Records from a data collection
..............................

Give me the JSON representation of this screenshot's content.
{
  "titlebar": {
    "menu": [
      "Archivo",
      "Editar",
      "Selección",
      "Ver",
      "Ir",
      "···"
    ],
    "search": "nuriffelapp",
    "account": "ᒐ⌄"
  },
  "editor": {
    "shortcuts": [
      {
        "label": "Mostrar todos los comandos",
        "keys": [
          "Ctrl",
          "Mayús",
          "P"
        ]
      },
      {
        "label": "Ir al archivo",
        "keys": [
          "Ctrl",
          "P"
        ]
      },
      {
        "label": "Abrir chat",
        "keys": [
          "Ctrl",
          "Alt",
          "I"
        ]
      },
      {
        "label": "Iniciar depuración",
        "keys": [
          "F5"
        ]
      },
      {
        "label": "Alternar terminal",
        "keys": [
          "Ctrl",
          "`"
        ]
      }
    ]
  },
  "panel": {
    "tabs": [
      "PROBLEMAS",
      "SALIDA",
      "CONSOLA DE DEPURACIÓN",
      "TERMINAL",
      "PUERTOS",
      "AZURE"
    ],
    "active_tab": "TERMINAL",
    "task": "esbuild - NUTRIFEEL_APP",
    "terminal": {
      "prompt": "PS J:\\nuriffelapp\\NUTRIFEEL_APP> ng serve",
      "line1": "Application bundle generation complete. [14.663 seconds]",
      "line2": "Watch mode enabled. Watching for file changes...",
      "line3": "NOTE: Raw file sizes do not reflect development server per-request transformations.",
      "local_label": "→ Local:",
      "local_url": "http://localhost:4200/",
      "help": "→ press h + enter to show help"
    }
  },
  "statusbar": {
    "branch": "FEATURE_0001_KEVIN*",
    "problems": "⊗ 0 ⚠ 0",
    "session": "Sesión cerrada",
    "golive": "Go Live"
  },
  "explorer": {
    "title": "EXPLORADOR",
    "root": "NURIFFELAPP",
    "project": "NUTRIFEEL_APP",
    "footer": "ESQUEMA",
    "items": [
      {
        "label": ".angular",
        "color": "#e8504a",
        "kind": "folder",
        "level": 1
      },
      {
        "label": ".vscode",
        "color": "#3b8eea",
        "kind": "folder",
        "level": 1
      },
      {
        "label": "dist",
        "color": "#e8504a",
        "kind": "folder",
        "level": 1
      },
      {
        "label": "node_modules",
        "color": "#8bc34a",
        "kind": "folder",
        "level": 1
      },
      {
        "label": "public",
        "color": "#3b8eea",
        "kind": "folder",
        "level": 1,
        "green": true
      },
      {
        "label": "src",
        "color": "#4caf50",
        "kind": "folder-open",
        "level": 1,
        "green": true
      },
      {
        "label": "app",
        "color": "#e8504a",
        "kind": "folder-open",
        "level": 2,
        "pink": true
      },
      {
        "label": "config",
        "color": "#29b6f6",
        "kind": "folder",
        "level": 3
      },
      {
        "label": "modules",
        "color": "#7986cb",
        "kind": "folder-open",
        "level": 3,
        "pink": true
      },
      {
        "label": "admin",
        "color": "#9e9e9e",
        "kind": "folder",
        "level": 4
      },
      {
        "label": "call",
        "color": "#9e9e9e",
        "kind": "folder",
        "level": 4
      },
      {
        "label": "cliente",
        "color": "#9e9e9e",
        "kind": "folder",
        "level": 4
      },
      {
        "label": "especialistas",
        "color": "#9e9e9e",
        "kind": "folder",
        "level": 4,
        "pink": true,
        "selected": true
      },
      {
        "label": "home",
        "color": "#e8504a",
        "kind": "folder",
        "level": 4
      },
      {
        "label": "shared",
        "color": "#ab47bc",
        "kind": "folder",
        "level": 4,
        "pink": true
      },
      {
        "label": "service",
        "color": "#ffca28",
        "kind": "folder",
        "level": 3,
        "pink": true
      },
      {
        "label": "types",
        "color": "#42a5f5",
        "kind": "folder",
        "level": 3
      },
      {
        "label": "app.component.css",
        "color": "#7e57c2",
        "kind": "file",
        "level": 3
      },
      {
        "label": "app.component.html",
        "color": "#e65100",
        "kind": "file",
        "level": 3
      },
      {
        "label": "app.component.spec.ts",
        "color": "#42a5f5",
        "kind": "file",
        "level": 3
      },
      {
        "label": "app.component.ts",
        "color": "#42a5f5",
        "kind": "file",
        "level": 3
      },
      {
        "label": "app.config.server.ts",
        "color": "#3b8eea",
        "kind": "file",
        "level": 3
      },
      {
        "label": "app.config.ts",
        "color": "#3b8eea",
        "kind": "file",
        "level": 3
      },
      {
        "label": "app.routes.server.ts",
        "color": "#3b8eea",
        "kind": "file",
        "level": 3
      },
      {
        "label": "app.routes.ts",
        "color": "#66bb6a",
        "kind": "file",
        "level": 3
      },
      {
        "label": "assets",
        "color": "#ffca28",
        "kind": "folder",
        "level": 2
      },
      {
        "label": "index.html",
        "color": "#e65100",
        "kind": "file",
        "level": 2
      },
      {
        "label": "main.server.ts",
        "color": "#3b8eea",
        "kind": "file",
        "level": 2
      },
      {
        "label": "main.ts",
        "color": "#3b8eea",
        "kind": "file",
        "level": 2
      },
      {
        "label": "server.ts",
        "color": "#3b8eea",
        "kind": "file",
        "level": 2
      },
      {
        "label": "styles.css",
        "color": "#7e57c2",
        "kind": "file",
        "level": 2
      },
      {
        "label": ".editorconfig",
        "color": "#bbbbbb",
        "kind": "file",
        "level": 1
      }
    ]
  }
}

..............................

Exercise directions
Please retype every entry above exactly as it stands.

Reply
Give me the JSON representation of this screenshot's content.
{
  "titlebar": {
    "menu": [
      "Archivo",
      "Editar",
      "Selección",
      "Ver",
      "Ir",
      "···"
    ],
    "search": "nuriffelapp",
    "account": "ᒐ⌄"
  },
  "editor": {
    "shortcuts": [
      {
        "label": "Mostrar todos los comandos",
        "keys": [
          "Ctrl",
          "Mayús",
          "P"
        ]
      },
      {
        "label": "Ir al archivo",
        "keys": [
          "Ctrl",
          "P"
        ]
      },
      {
        "label": "Abrir chat",
        "keys": [
          "Ctrl",
          "Alt",
          "I"
        ]
      },
      {
        "label": "Iniciar depuración",
        "keys": [
          "F5"
        ]
      },
      {
        "label": "Alternar terminal",
        "keys": [
          "Ctrl",
          "`"
        ]
      }
    ]
  },
  "panel": {
    "tabs": [
      "PROBLEMAS",
      "SALIDA",
      "CONSOLA DE DEPURACIÓN",
      "TERMINAL",
      "PUERTOS",
      "AZURE"
    ],
    "active_tab": "TERMINAL",
    "task": "esbuild - NUTRIFEEL_APP",
    "terminal": {
      "prompt": "PS J:\\nuriffelapp\\NUTRIFEEL_APP> ng serve",
      "line1": "Application bundle generation complete. [14.663 seconds]",
      "line2": "Watch mode enabled. Watching for file changes...",
      "line3": "NOTE: Raw file sizes do not reflect development server per-request transformations.",
      "local_label": "→ Local:",
      "local_url": "http://localhost:4200/",
      "help": "→ press h + enter to show help"
    }
  },
  "statusbar": {
    "branch": "FEATURE_0001_KEVIN*",
    "problems": "⊗ 0 ⚠ 0",
    "session": "Sesión cerrada",
    "golive": "Go Live"
  },
  "explorer": {
    "title": "EXPLORADOR",
    "root": "NURIFFELAPP",
    "project": "NUTRIFEEL_APP",
    "footer": "ESQUEMA",
    "items": [
      {
        "label": ".angular",
        "color": "#e8504a",
        "kind": "folder",
        "level": 1
      },
      {
        "label": ".vscode",
        "color": "#3b8eea",
        "kind": "folder",
        "level": 1
      },
      {
        "label": "dist",
        "color": "#e8504a",
        "kind": "folder",
        "level": 1
      },
      {
        "label": "node_modules",
        "color": "#8bc34a",
        "kind": "folder",
        "level": 1
      },
      {
        "label": "public",
        "color": "#3b8eea",
        "kind": "folder",
        "level": 1,
        "green": true
      },
      {
        "label": "src",
        "color": "#4caf50",
        "kind": "folder-open",
        "level": 1,
        "green": true
      },
      {
        "label": "app",
        "color": "#e8504a",
        "kind": "folder-open",
        "level": 2,
        "pink": true
      },
      {
        "label": "config",
        "color": "#29b6f6",
        "kind": "folder",
        "level": 3
      },
      {
        "label": "modules",
        "color": "#7986cb",
        "kind": "folder-open",
        "level": 3,
        "pink": true
      },
      {
        "label": "admin",
        "color": "#9e9e9e",
        "kind": "folder",
        "level": 4
      },
      {
        "label": "call",
        "color": "#9e9e9e",
        "kind": "folder",
        "level": 4
      },
      {
        "label": "cliente",
        "color": "#9e9e9e",
        "kind": "folder",
        "level": 4
      },
      {
        "label": "especialistas",
        "color": "#9e9e9e",
        "kind": "folder",
        "level": 4,
        "pink": true,
        "selected": true
      },
      {
        "label": "home",
        "color": "#e8504a",
        "kind": "folder",
        "level": 4
      },
      {
        "label": "shared",
        "color": "#ab47bc",
        "kind": "folder",
        "level": 4,
        "pink": true
      },
      {
        "label": "service",
        "color": "#ffca28",
        "kind": "folder",
        "level": 3,
        "pink": true
      },
      {
        "label": "types",
        "color": "#42a5f5",
        "kind": "folder",
        "level": 3
      },
      {
        "label": "app.component.css",
        "color": "#7e57c2",
        "kind": "file",
        "level": 3
      },
      {
        "label": "app.component.html",
        "color": "#e65100",
        "kind": "file",
        "level": 3
      },
      {
        "label": "app.component.spec.ts",
        "color": "#42a5f5",
        "kind": "file",
        "level": 3
      },
      {
        "label": "app.component.ts",
        "color": "#42a5f5",
        "kind": "file",
        "level": 3
      },
      {
        "label": "app.config.server.ts",
        "color": "#3b8eea",
        "kind": "file",
        "level": 3
      },
      {
        "label": "app.config.ts",
        "color": "#3b8eea",
        "kind": "file",
        "level": 3
      },
      {
        "label": "app.routes.server.ts",
        "color": "#3b8eea",
        "kind": "file",
        "level": 3
      },
      {
        "label": "app.routes.ts",
        "color": "#66bb6a",
        "kind": "file",
        "level": 3
      },
      {
        "label": "assets",
        "color": "#ffca28",
        "kind": "folder",
        "level": 2
      },
      {
        "label": "index.html",
        "color": "#e65100",
        "kind": "file",
        "level": 2
      },
      {
        "label": "main.server.ts",
        "color": "#3b8eea",
        "kind": "file",
        "level": 2
      },
      {
        "label": "main.ts",
        "color": "#3b8eea",
        "kind": "file",
        "level": 2
      },
      {
        "label": "server.ts",
        "color": "#3b8eea",
        "kind": "file",
        "level": 2
      },
      {
        "label": "styles.css",
        "color": "#7e57c2",
        "kind": "file",
        "level": 2
      },
      {
        "label": ".editorconfig",
        "color": "#bbbbbb",
        "kind": "file",
        "level": 1
      }
    ]
  }
}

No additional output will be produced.